▸ **Work order**:
Give back the line below containing "Enumerate this screenshot's text" and every later line, exactly.
____
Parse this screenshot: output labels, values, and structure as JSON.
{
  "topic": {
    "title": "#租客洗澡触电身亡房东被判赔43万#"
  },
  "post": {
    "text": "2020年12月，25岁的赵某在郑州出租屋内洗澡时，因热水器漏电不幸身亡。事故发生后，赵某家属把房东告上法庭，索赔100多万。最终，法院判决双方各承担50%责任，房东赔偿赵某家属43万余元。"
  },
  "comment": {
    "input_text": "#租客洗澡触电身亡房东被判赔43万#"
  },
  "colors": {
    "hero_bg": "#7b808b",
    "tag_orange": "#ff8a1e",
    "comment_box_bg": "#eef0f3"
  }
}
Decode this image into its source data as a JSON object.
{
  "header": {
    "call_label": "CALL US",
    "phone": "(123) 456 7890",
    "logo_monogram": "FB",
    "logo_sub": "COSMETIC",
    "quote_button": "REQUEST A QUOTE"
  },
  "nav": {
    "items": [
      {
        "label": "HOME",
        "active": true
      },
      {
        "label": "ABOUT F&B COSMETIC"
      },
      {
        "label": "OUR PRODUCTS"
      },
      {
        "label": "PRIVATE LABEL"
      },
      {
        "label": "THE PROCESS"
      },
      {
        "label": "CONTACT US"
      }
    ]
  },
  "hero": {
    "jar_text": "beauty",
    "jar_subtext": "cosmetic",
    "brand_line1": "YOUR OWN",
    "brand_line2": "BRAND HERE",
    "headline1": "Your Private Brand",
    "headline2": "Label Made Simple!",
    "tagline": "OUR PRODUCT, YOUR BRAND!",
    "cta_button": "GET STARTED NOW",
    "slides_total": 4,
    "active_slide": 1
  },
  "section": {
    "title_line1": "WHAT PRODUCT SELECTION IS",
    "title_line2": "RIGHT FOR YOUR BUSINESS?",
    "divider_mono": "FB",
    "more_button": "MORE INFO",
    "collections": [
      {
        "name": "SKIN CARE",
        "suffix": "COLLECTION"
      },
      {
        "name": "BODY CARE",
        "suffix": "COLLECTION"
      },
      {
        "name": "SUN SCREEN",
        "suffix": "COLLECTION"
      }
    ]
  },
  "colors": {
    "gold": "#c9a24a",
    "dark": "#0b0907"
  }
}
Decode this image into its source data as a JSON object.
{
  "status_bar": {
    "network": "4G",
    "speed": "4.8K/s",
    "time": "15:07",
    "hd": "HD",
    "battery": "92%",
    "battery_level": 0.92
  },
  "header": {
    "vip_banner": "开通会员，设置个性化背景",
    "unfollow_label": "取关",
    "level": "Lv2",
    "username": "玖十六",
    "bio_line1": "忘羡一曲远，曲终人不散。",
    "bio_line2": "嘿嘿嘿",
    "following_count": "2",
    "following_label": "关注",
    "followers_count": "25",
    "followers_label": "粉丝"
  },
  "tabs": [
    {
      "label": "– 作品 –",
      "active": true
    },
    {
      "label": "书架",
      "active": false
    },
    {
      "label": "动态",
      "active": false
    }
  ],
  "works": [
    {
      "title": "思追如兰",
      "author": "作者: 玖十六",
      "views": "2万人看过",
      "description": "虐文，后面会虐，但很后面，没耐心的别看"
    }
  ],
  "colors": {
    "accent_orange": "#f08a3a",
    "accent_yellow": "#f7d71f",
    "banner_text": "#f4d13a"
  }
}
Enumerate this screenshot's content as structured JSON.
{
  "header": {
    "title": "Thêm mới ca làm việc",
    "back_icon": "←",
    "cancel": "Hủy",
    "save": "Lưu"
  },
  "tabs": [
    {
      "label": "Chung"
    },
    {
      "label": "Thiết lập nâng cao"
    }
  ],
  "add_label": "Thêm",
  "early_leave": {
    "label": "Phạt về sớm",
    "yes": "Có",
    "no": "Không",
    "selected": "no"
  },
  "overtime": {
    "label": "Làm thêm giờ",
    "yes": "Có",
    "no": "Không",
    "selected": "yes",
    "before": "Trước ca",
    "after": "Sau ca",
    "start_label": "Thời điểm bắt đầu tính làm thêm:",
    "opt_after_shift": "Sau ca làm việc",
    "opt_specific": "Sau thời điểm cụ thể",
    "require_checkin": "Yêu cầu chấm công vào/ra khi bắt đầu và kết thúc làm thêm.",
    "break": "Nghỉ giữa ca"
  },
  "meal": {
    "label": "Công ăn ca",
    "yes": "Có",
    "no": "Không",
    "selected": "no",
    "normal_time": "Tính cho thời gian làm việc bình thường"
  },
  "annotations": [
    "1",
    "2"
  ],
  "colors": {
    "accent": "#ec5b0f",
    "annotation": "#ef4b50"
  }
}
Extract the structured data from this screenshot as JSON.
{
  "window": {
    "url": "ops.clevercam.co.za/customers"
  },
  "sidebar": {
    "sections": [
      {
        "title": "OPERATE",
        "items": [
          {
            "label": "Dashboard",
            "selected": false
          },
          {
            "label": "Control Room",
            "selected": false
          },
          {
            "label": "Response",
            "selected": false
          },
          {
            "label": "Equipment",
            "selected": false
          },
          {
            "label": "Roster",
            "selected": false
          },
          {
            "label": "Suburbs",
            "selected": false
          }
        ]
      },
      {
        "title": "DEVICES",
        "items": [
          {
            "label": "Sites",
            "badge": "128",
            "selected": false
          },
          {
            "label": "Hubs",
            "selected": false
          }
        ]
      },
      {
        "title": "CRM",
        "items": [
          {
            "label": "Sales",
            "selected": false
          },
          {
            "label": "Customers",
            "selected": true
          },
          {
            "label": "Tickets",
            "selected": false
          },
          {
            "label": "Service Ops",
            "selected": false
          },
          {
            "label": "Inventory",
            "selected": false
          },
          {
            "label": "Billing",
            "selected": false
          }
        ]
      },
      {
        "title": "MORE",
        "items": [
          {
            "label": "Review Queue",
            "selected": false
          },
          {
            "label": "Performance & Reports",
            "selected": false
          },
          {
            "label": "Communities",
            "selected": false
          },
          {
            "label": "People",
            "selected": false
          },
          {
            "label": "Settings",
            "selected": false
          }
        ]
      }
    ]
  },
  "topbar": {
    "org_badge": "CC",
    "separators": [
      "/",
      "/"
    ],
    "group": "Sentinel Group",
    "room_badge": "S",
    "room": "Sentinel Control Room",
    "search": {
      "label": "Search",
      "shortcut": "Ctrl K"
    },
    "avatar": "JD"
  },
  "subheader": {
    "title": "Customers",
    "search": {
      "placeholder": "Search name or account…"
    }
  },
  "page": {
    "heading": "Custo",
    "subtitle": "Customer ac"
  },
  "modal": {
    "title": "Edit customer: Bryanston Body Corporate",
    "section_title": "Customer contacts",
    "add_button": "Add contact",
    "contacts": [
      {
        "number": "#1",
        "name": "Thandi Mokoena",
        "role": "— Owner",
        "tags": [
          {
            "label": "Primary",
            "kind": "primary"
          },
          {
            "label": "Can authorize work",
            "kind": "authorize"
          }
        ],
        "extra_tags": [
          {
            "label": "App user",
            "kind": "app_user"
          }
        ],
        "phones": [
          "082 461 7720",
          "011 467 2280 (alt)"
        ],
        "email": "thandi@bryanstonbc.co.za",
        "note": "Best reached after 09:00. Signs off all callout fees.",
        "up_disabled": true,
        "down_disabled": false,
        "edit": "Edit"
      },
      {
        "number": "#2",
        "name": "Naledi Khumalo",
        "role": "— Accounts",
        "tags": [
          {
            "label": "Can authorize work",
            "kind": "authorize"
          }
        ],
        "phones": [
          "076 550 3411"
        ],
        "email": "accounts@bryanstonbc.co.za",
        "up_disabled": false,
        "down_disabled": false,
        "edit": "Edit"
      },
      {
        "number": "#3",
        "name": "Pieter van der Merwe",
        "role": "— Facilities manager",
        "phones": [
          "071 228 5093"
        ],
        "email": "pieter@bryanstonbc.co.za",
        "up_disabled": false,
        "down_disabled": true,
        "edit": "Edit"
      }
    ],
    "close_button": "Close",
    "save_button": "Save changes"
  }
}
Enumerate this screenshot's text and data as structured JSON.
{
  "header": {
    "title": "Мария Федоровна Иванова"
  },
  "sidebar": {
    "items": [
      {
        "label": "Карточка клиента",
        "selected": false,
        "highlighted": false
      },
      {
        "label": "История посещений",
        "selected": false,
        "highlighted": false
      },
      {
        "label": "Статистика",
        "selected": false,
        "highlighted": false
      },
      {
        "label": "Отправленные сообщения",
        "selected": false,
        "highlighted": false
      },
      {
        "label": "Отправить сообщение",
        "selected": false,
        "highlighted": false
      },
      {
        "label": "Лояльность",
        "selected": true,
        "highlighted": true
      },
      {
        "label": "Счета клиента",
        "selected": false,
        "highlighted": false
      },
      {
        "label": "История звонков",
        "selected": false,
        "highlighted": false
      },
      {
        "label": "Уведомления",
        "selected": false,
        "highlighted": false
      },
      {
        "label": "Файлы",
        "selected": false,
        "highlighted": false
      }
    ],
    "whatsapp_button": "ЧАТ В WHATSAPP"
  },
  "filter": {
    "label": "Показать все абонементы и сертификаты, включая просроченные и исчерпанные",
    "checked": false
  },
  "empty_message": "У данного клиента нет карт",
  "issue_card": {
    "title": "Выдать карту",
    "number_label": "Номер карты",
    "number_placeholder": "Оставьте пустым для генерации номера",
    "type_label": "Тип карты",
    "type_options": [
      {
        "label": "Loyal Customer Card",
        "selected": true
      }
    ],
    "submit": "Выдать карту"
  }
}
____
▸ **Response for this exercise**:
Enumerate this screenshot's text and data as structured JSON.
{
  "header": {
    "title": "Мария Федоровна Иванова"
  },
  "sidebar": {
    "items": [
      {
        "label": "Карточка клиента",
        "selected": false,
        "highlighted": false
      },
      {
        "label": "История посещений",
        "selected": false,
        "highlighted": false
      },
      {
        "label": "Статистика",
        "selected": false,
        "highlighted": false
      },
      {
        "label": "Отправленные сообщения",
        "selected": false,
        "highlighted": false
      },
      {
        "label": "Отправить сообщение",
        "selected": false,
        "highlighted": false
      },
      {
        "label": "Лояльность",
        "selected": true,
        "highlighted": true
      },
      {
        "label": "Счета клиента",
        "selected": false,
        "highlighted": false
      },
      {
        "label": "История звонков",
        "selected": false,
        "highlighted": false
      },
      {
        "label": "Уведомления",
        "selected": false,
        "highlighted": false
      },
      {
        "label": "Файлы",
        "selected": false,
        "highlighted": false
      }
    ],
    "whatsapp_button": "ЧАТ В WHATSAPP"
  },
  "filter": {
    "label": "Показать все абонементы и сертификаты, включая просроченные и исчерпанные",
    "checked": false
  },
  "empty_message": "У данного клиента нет карт",
  "issue_card": {
    "title": "Выдать карту",
    "number_label": "Номер карты",
    "number_placeholder": "Оставьте пустым для генерации номера",
    "type_label": "Тип карты",
    "type_options": [
      {
        "label": "Loyal Customer Card",
        "selected": true
      }
    ],
    "submit": "Выдать карту"
  }
}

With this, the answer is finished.